- Alcuinus, Flaccus (Author) | Asper (Author) | Bongars, Jacques (Former possessor) | Daniel, Pierre (Former possessor) | Dionysius, Exiguus (Author) | Galenus (Author) | Gargilius Martialis, Quintus (Author) | Gravisset, Jakob von (Former possessor) | Gregorius I, Papa (Author) | Hieronymus, Sophronius Eusebius (Author) | Isidorus, Hispalensis (Author) | Lindt, Johann (Restorer) | Methodius, Olympius (Author) | Oribasius (Author) | Palladius, Rutilius Taurus Aemilianus (Author) | Pithou, Pierre (Former possessor) | Pomerius, Iulianus (Author) | Taio, Caesaraugustanus (Author) Found in: Standard description

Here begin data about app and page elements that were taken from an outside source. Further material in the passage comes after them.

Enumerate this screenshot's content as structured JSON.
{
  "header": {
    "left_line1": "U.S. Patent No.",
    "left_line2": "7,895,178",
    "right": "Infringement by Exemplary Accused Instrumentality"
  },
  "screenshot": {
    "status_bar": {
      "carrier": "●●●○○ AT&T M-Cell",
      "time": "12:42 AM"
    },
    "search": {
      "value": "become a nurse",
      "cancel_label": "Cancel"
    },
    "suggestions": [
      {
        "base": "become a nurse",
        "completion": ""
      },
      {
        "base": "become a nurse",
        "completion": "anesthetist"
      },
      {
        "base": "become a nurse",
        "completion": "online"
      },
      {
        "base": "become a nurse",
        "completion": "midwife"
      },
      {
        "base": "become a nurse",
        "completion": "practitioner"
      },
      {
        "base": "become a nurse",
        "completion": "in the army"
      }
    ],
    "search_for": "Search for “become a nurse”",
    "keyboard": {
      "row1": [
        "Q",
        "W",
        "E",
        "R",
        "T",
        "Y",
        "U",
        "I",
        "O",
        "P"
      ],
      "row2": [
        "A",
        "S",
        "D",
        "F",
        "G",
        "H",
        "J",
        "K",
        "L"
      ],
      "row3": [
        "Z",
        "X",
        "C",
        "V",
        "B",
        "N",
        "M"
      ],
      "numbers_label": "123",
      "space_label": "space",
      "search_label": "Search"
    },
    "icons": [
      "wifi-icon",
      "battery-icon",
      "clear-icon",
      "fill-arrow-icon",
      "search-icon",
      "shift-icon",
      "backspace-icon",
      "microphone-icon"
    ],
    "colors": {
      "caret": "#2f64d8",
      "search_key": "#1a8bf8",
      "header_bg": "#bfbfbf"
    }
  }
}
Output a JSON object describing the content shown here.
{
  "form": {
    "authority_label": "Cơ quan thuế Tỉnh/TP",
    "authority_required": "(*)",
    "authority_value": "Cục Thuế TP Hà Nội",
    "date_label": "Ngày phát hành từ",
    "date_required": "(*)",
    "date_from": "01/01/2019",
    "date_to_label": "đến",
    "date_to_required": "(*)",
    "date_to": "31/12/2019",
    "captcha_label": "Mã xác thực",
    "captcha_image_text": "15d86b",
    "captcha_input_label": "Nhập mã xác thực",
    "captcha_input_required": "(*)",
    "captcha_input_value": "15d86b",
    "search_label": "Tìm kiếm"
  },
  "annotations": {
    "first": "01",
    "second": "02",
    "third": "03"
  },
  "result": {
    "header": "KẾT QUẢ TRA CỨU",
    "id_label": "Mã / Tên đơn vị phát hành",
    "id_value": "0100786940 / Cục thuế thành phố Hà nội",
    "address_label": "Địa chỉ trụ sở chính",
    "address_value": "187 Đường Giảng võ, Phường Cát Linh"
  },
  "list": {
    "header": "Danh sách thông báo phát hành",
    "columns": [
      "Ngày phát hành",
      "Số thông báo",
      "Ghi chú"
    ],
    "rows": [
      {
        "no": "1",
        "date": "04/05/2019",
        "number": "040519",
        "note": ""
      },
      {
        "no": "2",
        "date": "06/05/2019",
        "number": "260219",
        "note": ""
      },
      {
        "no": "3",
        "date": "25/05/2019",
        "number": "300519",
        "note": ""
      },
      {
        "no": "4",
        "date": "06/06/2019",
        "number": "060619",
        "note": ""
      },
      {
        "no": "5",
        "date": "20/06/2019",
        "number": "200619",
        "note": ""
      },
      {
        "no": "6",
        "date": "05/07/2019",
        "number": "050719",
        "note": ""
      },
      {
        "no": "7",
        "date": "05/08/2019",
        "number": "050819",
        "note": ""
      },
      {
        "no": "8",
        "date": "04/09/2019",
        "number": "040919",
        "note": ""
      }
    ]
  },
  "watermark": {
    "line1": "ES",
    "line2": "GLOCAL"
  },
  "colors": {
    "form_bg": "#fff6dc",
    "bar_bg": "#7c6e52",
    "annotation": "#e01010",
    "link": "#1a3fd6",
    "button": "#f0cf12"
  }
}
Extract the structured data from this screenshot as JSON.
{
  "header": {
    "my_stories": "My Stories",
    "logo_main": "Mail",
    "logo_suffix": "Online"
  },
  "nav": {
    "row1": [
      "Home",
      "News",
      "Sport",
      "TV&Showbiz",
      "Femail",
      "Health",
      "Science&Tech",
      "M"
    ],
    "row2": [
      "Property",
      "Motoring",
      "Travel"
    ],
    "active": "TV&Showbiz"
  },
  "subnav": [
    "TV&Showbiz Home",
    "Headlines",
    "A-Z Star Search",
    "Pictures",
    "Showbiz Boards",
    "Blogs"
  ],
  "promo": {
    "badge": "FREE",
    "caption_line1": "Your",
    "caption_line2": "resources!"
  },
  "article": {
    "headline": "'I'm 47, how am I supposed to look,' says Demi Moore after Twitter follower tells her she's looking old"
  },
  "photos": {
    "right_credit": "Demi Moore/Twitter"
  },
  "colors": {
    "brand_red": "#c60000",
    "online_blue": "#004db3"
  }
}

This composite volume, written between 1425 and 1425 in the Lake Constance regions, though not at the Abbey of St. Gall, contains Latin versions of a great many computistic/astronomical/cosmographical treatises, including the widely disseminated work De sphaera mundi by John of Sacrobosco and his arithmetical foundation work Tractatus de algorismo. The manuscript, organized according to the calendar, also contains illustrations: the twelve signs of the zodiac, a map of the winds, sketches of the ecliptics of the sun and moon, planets and constellations, a diagrammatic guide for bloodletting, a set of early medieval Terra Orbis-type world maps, and (on pages 265 and 266) twelve simple illustrations for the months with brief rhyming proverbs in German derived from the nature- and landscape-dominated everyday life of the people of the late middle ages.
Online Since: 10/04/2011